>>>
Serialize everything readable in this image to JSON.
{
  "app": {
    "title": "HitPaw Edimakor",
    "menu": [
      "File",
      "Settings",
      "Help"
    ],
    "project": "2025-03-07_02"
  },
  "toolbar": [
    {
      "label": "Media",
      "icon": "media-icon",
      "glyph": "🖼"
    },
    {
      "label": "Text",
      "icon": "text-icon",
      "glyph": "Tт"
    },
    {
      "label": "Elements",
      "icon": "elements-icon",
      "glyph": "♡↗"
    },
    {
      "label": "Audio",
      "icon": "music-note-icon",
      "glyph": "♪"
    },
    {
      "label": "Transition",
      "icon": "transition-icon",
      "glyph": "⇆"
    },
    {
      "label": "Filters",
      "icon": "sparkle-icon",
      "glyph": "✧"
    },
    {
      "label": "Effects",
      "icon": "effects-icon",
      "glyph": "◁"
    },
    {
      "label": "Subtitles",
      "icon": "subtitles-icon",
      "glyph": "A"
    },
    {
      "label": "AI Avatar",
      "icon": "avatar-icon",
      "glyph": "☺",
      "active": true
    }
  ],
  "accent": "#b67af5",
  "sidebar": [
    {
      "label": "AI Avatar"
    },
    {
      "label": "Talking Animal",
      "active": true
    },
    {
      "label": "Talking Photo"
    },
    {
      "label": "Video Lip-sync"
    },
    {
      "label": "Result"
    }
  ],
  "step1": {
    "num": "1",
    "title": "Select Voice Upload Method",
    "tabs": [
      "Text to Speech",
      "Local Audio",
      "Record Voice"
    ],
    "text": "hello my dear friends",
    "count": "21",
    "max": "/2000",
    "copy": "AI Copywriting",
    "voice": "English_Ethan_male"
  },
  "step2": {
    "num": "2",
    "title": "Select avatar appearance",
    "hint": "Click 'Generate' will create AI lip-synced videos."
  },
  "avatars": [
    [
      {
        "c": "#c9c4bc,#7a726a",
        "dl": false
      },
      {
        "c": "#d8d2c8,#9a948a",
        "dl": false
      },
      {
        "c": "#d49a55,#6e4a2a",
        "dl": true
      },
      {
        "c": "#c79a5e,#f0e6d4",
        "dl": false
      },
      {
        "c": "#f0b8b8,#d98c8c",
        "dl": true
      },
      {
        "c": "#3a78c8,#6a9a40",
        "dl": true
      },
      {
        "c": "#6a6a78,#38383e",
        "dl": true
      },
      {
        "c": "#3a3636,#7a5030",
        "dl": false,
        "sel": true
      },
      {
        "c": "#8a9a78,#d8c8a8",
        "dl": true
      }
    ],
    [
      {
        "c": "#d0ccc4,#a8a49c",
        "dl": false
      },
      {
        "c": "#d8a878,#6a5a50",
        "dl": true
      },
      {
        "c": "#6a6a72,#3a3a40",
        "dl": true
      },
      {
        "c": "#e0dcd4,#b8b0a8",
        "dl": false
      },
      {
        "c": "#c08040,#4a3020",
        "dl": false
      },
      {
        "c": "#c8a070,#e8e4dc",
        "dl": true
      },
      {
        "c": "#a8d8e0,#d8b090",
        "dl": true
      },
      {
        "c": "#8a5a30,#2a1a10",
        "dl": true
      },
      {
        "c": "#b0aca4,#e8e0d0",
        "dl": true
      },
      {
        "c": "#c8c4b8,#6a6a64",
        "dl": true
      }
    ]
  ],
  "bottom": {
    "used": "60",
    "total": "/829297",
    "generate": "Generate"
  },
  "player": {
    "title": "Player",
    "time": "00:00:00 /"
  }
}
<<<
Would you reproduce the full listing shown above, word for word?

◆ Exercise response ◆
Serialize everything readable in this image to JSON.
{
  "app": {
    "title": "HitPaw Edimakor",
    "menu": [
      "File",
      "Settings",
      "Help"
    ],
    "project": "2025-03-07_02"
  },
  "toolbar": [
    {
      "label": "Media",
      "icon": "media-icon",
      "glyph": "🖼"
    },
    {
      "label": "Text",
      "icon": "text-icon",
      "glyph": "Tт"
    },
    {
      "label": "Elements",
      "icon": "elements-icon",
      "glyph": "♡↗"
    },
    {
      "label": "Audio",
      "icon": "music-note-icon",
      "glyph": "♪"
    },
    {
      "label": "Transition",
      "icon": "transition-icon",
      "glyph": "⇆"
    },
    {
      "label": "Filters",
      "icon": "sparkle-icon",
      "glyph": "✧"
    },
    {
      "label": "Effects",
      "icon": "effects-icon",
      "glyph": "◁"
    },
    {
      "label": "Subtitles",
      "icon": "subtitles-icon",
      "glyph": "A"
    },
    {
      "label": "AI Avatar",
      "icon": "avatar-icon",
      "glyph": "☺",
      "active": true
    }
  ],
  "accent": "#b67af5",
  "sidebar": [
    {
      "label": "AI Avatar"
    },
    {
      "label": "Talking Animal",
      "active": true
    },
    {
      "label": "Talking Photo"
    },
    {
      "label": "Video Lip-sync"
    },
    {
      "label": "Result"
    }
  ],
  "step1": {
    "num": "1",
    "title": "Select Voice Upload Method",
    "tabs": [
      "Text to Speech",
      "Local Audio",
      "Record Voice"
    ],
    "text": "hello my dear friends",
    "count": "21",
    "max": "/2000",
    "copy": "AI Copywriting",
    "voice": "English_Ethan_male"
  },
  "step2": {
    "num": "2",
    "title": "Select avatar appearance",
    "hint": "Click 'Generate' will create AI lip-synced videos."
  },
  "avatars": [
    [
      {
        "c": "#c9c4bc,#7a726a",
        "dl": false
      },
      {
        "c": "#d8d2c8,#9a948a",
        "dl": false
      },
      {
        "c": "#d49a55,#6e4a2a",
        "dl": true
      },
      {
        "c": "#c79a5e,#f0e6d4",
        "dl": false
      },
      {
        "c": "#f0b8b8,#d98c8c",
        "dl": true
      },
      {
        "c": "#3a78c8,#6a9a40",
        "dl": true
      },
      {
        "c": "#6a6a78,#38383e",
        "dl": true
      },
      {
        "c": "#3a3636,#7a5030",
        "dl": false,
        "sel": true
      },
      {
        "c": "#8a9a78,#d8c8a8",
        "dl": true
      }
    ],
    [
      {
        "c": "#d0ccc4,#a8a49c",
        "dl": false
      },
      {
        "c": "#d8a878,#6a5a50",
        "dl": true
      },
      {
        "c": "#6a6a72,#3a3a40",
        "dl": true
      },
      {
        "c": "#e0dcd4,#b8b0a8",
        "dl": false
      },
      {
        "c": "#c08040,#4a3020",
        "dl": false
      },
      {
        "c": "#c8a070,#e8e4dc",
        "dl": true
      },
      {
        "c": "#a8d8e0,#d8b090",
        "dl": true
      },
      {
        "c": "#8a5a30,#2a1a10",
        "dl": true
      },
      {
        "c": "#b0aca4,#e8e0d0",
        "dl": true
      },
      {
        "c": "#c8c4b8,#6a6a64",
        "dl": true
      }
    ]
  ],
  "bottom": {
    "used": "60",
    "total": "/829297",
    "generate": "Generate"
  },
  "player": {
    "title": "Player",
    "time": "00:00:00 /"
  }
}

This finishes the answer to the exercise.